BIS Quarterly Review  |  December 2022  | 
05 December 2022

Trading activity in the FX markets is fragmented across a range of venues and liquidity providers (Markets Committee (2018)).icon Before the turn of the millennium, the FX market was a "plain vanilla" OTC market, with trading dominated by major dealers. While still retaining its OTC structure, a multitude of other venues and providers has emerged since then (see eg Chaboud et al (2022)).icon  For three decades, two electronic brokers, Reuters (now Refinitiv) Matching and Electronic Broking Services (EBS) Market, have been especially important for the inter-dealer spot market. Often referred to as the "primary venues", they are organised as central limit order books (CLOBs). They have been the main sources of reference prices for the entire spot market.icon But there are also more than 30 secondary venues in the dealer-customer market segment, which has grown strongly in recent years, especially when compared with primary market activity (Graph B1). Customers can also trade directly with more than 20 dealers via proprietary single-dealer platforms (SDPs) or obtain direct prices streams from more than a dozen PTFs.icon

Trading volumes on the primary venues have been declining for over a decade (Graph B2, panel A).icon One reason is more internalisation. Another is that dealers were weary of adverse selection by PTFs engaging in high-frequency trading strategies (HFTs) after PTFs gained access to these venues in mid-2000s. In an attempt to insulate bank dealers from what were perceived as "toxic" HFT strategies, primary venues have subsequently introduced "speed bumps" to level the playing field. A third reason is the greater use of execution algorithms that help users, including dealers, to slice orders into smaller pieces and to distribute these efficiently across different venues. In 2020, execution algorithms were estimated to account for 10–20% of global FX spot trading (Markets Committee (2020)).icon  Last, PTFs often hedge the risk arising from liquidity provision to customers using futures rather than going to the primary venues. In part for this reason, futures markets have emerged as another locus for price discovery in currency markets alongside the primary venues (Chaboud et al (2021)).icon

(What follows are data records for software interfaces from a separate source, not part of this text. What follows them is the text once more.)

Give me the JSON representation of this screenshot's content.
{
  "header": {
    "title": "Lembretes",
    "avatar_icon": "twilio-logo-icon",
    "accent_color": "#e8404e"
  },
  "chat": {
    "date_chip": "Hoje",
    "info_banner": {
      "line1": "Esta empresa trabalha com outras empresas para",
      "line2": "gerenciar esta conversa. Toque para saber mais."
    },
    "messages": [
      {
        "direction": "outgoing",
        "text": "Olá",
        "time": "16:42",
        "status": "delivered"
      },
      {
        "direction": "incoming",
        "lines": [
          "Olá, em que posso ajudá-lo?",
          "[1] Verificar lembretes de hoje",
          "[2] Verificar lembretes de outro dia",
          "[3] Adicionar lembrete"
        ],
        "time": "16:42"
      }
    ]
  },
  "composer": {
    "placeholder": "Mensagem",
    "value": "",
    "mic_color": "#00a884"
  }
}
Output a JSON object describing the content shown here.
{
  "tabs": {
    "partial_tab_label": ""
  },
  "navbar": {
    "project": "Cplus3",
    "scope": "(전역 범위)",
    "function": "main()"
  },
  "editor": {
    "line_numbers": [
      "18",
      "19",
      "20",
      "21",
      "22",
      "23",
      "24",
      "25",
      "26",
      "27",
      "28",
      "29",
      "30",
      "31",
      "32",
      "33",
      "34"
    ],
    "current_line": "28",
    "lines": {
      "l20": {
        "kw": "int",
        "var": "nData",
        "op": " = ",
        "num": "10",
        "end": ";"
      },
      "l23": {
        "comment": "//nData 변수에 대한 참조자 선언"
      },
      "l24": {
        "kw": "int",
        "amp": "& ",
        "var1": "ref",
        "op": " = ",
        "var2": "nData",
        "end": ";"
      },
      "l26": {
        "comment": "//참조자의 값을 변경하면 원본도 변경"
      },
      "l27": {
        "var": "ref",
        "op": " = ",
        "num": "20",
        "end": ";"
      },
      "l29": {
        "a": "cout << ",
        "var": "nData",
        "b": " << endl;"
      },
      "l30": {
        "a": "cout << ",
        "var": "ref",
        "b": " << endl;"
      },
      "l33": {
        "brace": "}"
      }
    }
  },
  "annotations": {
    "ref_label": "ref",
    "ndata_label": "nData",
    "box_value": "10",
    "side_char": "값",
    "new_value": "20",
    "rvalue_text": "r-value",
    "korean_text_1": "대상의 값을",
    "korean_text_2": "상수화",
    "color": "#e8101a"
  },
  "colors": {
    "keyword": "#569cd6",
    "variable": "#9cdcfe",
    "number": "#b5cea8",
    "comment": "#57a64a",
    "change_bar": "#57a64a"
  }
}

Despite their downward trend, volumes on primary venues have typically jumped with volatility but not so this year. Some inter-dealer trading volumes have typically gravitated back to primary venues during volatile conditions (Moore et al (2016)),icon so that volumes rose as volatility increased (Graph B2, panels B and C).icon After an initial rise of trading on primary venues in early 2022, trading volumes remained flat as volatility continued to rise. This divergence may reflect several factors, including stagnating customer volumes, some decline in PTF activity, including on primary venues, higher internalisation ratios, more risk management with related parties, and a greater share of direct electronic execution even among dealers.icon

icon The views expressed are those of the authors and do not necessarily reflect those of the Bank for International Settlements. icon Markets Committee, "Monitoring fast-paced electronic markets", report submitted by a Study Group, Markets Committee Papers, no 10, 2018. icon A Chaboud, D Rime and V Sushko, "The foreign exchange market", in R Gurkaynak and J Wright (eds), The Research Handbook of Financial Markets, available on SSRN, 2022. icon The time series shown in the graph overstate the turnover on primary venues because the publicly available data from EBS (CME/NEX Group) and Refinitiv include volumes traded on some of their other platforms. icon Markets Committee, "FX execution algorithms and market functioning", report submitted by a Study Group, Markets Committee Papers, no 13, 2022. icon A Chaboud, A Dao and C Vega, "What makes HFT tick? Tick size changes and information advantage in a market with fast and slow traders", available on SSRN, 2021. icon A Moore, A Schrimpf and V Sushko, "Downsized FX markets: causes and implications", BIS Quarterly Review, December, 2016, pp 35–51.